Biomarkers, either chemical or genetic, are the cornerstone of research to better understand Alzheimer’s disease. The presence of particular biomarkers known to be associated with the disease can potentially serve as risk indicators or confirm early onset for patients who are presenting symptoms. But much more research needs to be done to elucidate the root cause of the disease so that more effective therapies can be developed in the future. 

"Linking together the research element to routine tests is an area known as translational research; a field which is rapidly expanding."

“Our customers play a key role in investigating the genetic causes of this disease,” says Karen Jones, Regional Market Development Senior Manager, EMEA Sequencing, Thermo Fisher Scientific. “We help support their work by serving as their technology partner. Our sequencing solutions are designed to help them better understand the genetic pathways involved for the future development of new treatments.” 


Achieving Efficiency with Gene Panels 


Genetic research sometimes involves whole exome and whole genome sequencing to find those predisposing biomarkers, which might be single-point mutations or small DNA changes. However the time-consuming process of analysing the approximate 19,000 protein-coding genes, which represent less than 1.5% of the human genome is taxing on resources. Expanding the search for disease-causing genetic mutations to the entire genome, including sequences for which no known function has been determined, is an even greater informatics challenge. 

Targeted next-generation sequencing (NGS) technology developed by Thermo Fisher Scientific helps overcome these hurdles. 

While Alzheimer’s might be hereditary, it is also a disease that is affected by lifestyle factors. 

By leveraging gene panels, which contain all the known biomarkers associated with Alzheimer’s disease, researchers are able to very quickly analyse samples and identify these mutations. With a single sequencing run lasting less than 24 hours, for example, researchers are able to screen multiple familial samples across the most likely genes, and determine whether the culprit genes have been inherited and potentially causing the disease. If causative links are found, scientists then use a range of approaches to understand how these gene variants influence disease processes. 

This targeted NGS approach is highly efficient and leverages the most up to date discoveries that have been made in this field of disease research. It enables scientists to better understand why and how the gene variants are involved in the disease process.


Expanding the search for quicker results


Should scientists wish to expand their search beyond known genes, microarray technology allows researchers to spot lots of areas of the human genome on a chip and see whether those are coming up in the samples, and this technology can deliver easy to interpret answers within a few days. Essentially, researchers look for known mutations that have already been identified as potentially causative and see whether they come up. This approach can be used for both genetic variant discovery and gene expression changes. 

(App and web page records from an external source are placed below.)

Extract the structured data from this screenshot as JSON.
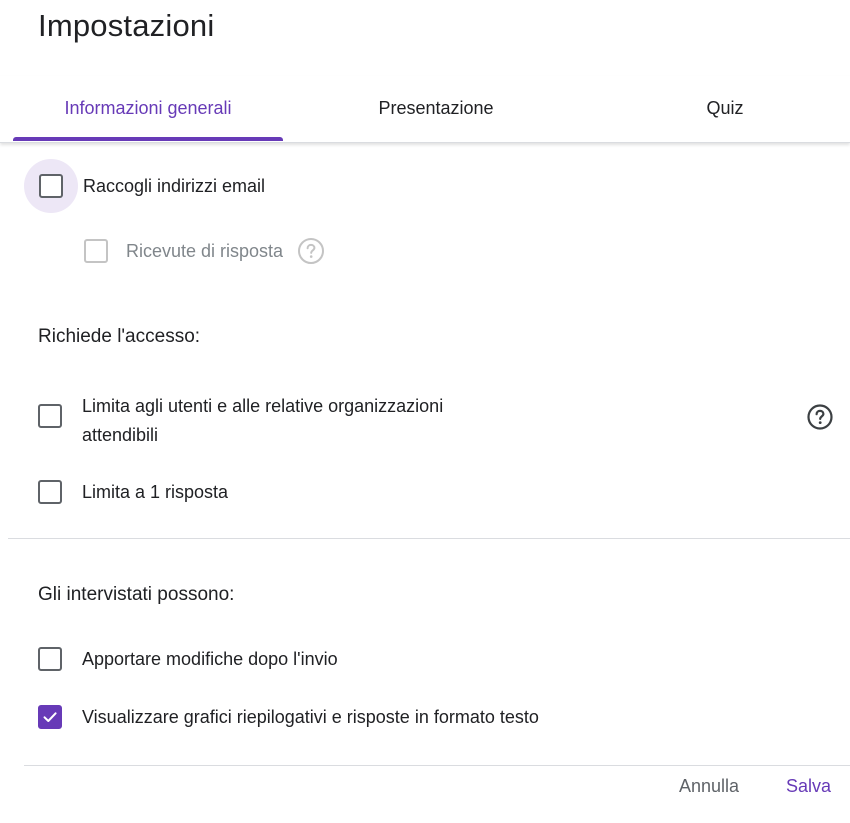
{
  "dialog": {
    "title": "Impostazioni"
  },
  "tabs": [
    {
      "label": "Informazioni generali",
      "active": true
    },
    {
      "label": "Presentazione",
      "active": false
    },
    {
      "label": "Quiz",
      "active": false
    }
  ],
  "general": {
    "collect_email": {
      "label": "Raccogli indirizzi email",
      "checked": false
    },
    "response_receipts": {
      "label": "Ricevute di risposta",
      "checked": false,
      "disabled": true,
      "help_icon": "help-circle-icon"
    }
  },
  "access": {
    "heading": "Richiede l'accesso:",
    "restrict_org": {
      "label_line1": "Limita agli utenti e alle relative organizzazioni",
      "label_line2": "attendibili",
      "checked": false,
      "help_icon": "help-circle-icon"
    },
    "limit_one": {
      "label": "Limita a 1 risposta",
      "checked": false
    }
  },
  "respondents": {
    "heading": "Gli intervistati possono:",
    "edit_after_submit": {
      "label": "Apportare modifiche dopo l'invio",
      "checked": false
    },
    "see_summary": {
      "label": "Visualizzare grafici riepilogativi e risposte in formato testo",
      "checked": true
    }
  },
  "footer": {
    "cancel_label": "Annulla",
    "save_label": "Salva"
  },
  "colors": {
    "accent": "#673ab7",
    "focus_halo": "#ede7f6",
    "text": "#202124",
    "muted": "#5f6368",
    "divider": "#dadce0"
  }
}
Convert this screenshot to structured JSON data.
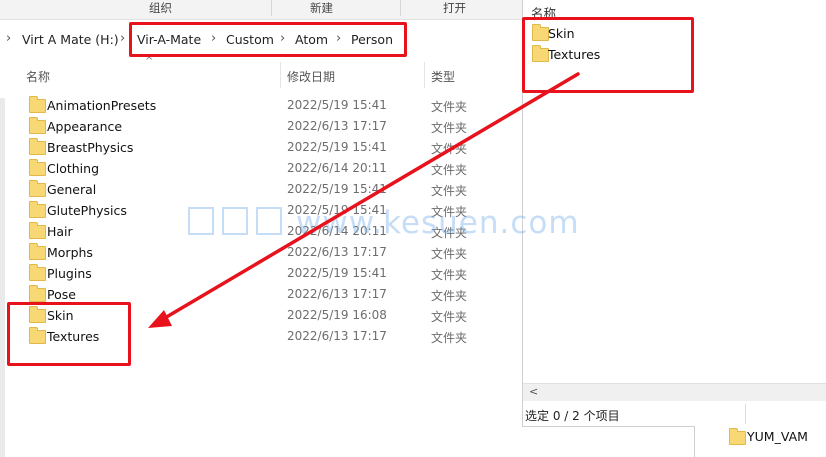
{
  "ribbon": {
    "group_label": "组织",
    "new_label": "新建",
    "open_label": "打开"
  },
  "address": {
    "crumbs": [
      "Virt A Mate (H:)",
      "Vir-A-Mate",
      "Custom",
      "Atom",
      "Person"
    ]
  },
  "columns": {
    "name": "名称",
    "date": "修改日期",
    "type": "类型"
  },
  "rows": [
    {
      "name": "AnimationPresets",
      "date": "2022/5/19 15:41",
      "type": "文件夹"
    },
    {
      "name": "Appearance",
      "date": "2022/6/13 17:17",
      "type": "文件夹"
    },
    {
      "name": "BreastPhysics",
      "date": "2022/5/19 15:41",
      "type": "文件夹"
    },
    {
      "name": "Clothing",
      "date": "2022/6/14 20:11",
      "type": "文件夹"
    },
    {
      "name": "General",
      "date": "2022/5/19 15:41",
      "type": "文件夹"
    },
    {
      "name": "GlutePhysics",
      "date": "2022/5/19 15:41",
      "type": "文件夹"
    },
    {
      "name": "Hair",
      "date": "2022/6/14 20:11",
      "type": "文件夹"
    },
    {
      "name": "Morphs",
      "date": "2022/6/13 17:17",
      "type": "文件夹"
    },
    {
      "name": "Plugins",
      "date": "2022/5/19 15:41",
      "type": "文件夹"
    },
    {
      "name": "Pose",
      "date": "2022/6/13 17:17",
      "type": "文件夹"
    },
    {
      "name": "Skin",
      "date": "2022/5/19 16:08",
      "type": "文件夹"
    },
    {
      "name": "Textures",
      "date": "2022/6/13 17:17",
      "type": "文件夹"
    }
  ],
  "right_window": {
    "header": "名称",
    "items": [
      "Skin",
      "Textures"
    ],
    "status": "选定 0 / 2 个项目",
    "scroll_left": "<"
  },
  "bottom_pane": {
    "item": "YUM_VAM"
  },
  "watermark": "www.kesuen.com",
  "colors": {
    "annotation_red": "#e8121c",
    "folder_yellow": "#f8d775"
  },
  "icons": {
    "folder": "folder-icon",
    "chevron": "chevron-right-icon",
    "sort": "sort-up-icon"
  }
}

‘It’s a way of cutting through the complexity of the human genome to quickly identify genetic factors that correlate with disease onset and progression”, explains Karen. These discoveries lead to the next phase of research which is to develop routine tests that can be used to predict disease predisposition and prognosis as well as to identify future targets for therapy development. Linking together the research element to routine tests is an area known as translational research; a field which is rapidly expanding, thanks to next generation sequencing approaches like these. 


Genetics vs Lifestyle


While Alzheimer’s might be hereditary, it is also a disease that is affected by lifestyle factors. 

Correlating genetic learnings with lifestyle factors offers scientists a way to identify lifestyle changes that can be made to alter disease outcomes. This multifaceted approach is shaping the way that research is developing. 

Research is continually moving forward in this space. Blood-based NGS tests are among the latest approaches coming online as potential tools that one day make their way into routine clinical care. Dr Lesley Cheng, is a post-doctoral scholar at La Trobe University in Melbourne, Australia who works on the development of a novel blood test for detecting Alzheimer’s disease as soon as amyloid plaques first appear in the brain. Her technique involves the identification of microRNA biomarkers within circulating exosomes in our blood, again using Thermo Fisher’s next generation sequencing technology. She is turning these discoveries into fast and cost-effective tests using Applied BiosystemsTM TaqMan® assays. 


To read more about approaches for studying genetic diseases like Alzheimer’s click here.